Institutional investors will likely be required to use their power and influence to generate a positive sustainability impact, new report finds.
New research has provided a legal framework for investors to address key environmental and social sustainability issues and brought to light opportunities for policy reform.
A Legal Framework for Impact analysed the law in 11 global investment hubs to see whether investors are required or permitted to influence company and third-party investees in ways that have a positive sustainability impact. In jurisdictions where “investing for sustainability impact” is not enabled by the law, the report provides suggestions for policymakers to make changes.
The report — released by international law firm Freshfields Bruckhaus Deringer and commissioned by The Generation Foundation, the United Nations-supported Principles for Responsible Investment and the United Nations Environment Programme Finance Initiative — includes contribution from a number of legal bodies around the world, including Australian firm Corrs Chambers Westgarth.
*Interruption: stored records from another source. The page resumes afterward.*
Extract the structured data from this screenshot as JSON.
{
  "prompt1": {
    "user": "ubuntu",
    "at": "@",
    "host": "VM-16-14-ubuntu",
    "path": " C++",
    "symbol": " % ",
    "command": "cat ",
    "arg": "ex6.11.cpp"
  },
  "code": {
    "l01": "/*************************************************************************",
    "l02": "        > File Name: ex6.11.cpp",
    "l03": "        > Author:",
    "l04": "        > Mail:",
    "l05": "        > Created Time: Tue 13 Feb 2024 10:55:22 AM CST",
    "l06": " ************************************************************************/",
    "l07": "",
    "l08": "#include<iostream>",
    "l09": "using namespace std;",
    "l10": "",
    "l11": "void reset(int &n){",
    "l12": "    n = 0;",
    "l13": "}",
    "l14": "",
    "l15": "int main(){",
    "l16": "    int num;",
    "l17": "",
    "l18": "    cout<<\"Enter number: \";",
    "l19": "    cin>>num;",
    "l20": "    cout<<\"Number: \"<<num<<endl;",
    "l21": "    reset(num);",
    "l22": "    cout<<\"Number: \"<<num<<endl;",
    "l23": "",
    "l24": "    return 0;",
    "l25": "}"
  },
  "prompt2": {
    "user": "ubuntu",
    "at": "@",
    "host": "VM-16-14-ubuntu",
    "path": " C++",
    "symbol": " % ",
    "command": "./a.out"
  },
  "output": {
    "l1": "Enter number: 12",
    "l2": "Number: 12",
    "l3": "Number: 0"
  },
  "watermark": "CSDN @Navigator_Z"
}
The jurisdictions covered are Australia, Brazil, Canada, China, the EU, France, Japan, The Netherlands, South Africa, the United Kingdom and the United States. The report provides the first-ever comprehensive analysis of how far the law allows investors to take deliberate steps to tackle sustainability challenges.
The report finds that, while there are differences across jurisdictions and investor groups, where investing for sustainability impact approaches can be effective in achieving an investor’s financial goals, the investor will likely be required to consider using them and act accordingly.
The principal authors and partners at Freshfields, David Rouch and Juliane Hilf, said that the report brings much-needed clarity around the issue of investing sustainably and thanked the StrongerTogether network, composed of different law firms and legal bodies around the world who helped with the research.
“If it was ever possible to approach the goal of earning a financial return in isolation from other valued goals, that time is not now. This report addresses a vital issue for investors at a time of pressing need to join in tackling humanity’s greatest challenges. It is the outcome of a unique global legal collaboration, and we are delighted to make it available to investors and the international community,” they said in a statement.
“We are grateful for the support of the StrongerTogether firms in jurisdictions where we don’t have a presence and could not have completed the report without their help.”
Corrs Chambers Westgarth was the only Australian law firm to contribute to the report, and Dr Phoebe Wynn-Pope, head of business and human rights, said that the research would be a valuable source of information for investors across the globe.
“The report will improve the general understanding of what is meant by investing for sustainable impact and its relationship with the pursuit of financial objectives,” she said.
The report is expected to be the basis of a subsequent three-year program by PRI, UNEP FI and The Generation Foundation, which will focus on five key jurisdictions to help foster legal and regulatory environments that are equipped to meet global sustainability imperatives.
It also provides an extensive suite of options for policymakers wishing to facilitate investing for sustainability impact, including changing investors’ legal duties and discretions, such as allowing the pursuit of sustainability goals as long as financial return goals are prioritised, and a presumption in favour of investor collaboration in tackling sustainability challenges.
This follows the release of Herbert Smith Freehills’ Responsibility Incorporated: General Counsel and the Dawning ESG Revolution report, which draws “informed conclusions” on the direction of travel for GCs, in the face of mounting demands from investors, consumers, employees, regulators and voters, to place ESG at the heart of corporate strategy. ESG, the firm surmised, is “set to change the position of the chief legal officer as much as it will transform the businesses around them”.
Such environmental, social and governance issues are going beyond the boardroom, with GCs taking charge of the corporate efforts to address risk and maximise opportunities, which have been presented by what HSF called the “sustainability imperative”.
Inger Andersen, United Nations Environment Programme executive director, added that A Legal Framework for Impact revealed that the current investor system desperately needs an update.
“We need an updated financial system that is fit for purpose. At present, many leading responsible investors feel constrained by current financial and legal frameworks that were not originally designed to facilitate today’s sustainability goals,” she said.
“This revelatory report offers a new path forward, identifying the current law and modification options to support a transition from predominantly environmental, social and governance integration to widespread investment for sustainability impact.”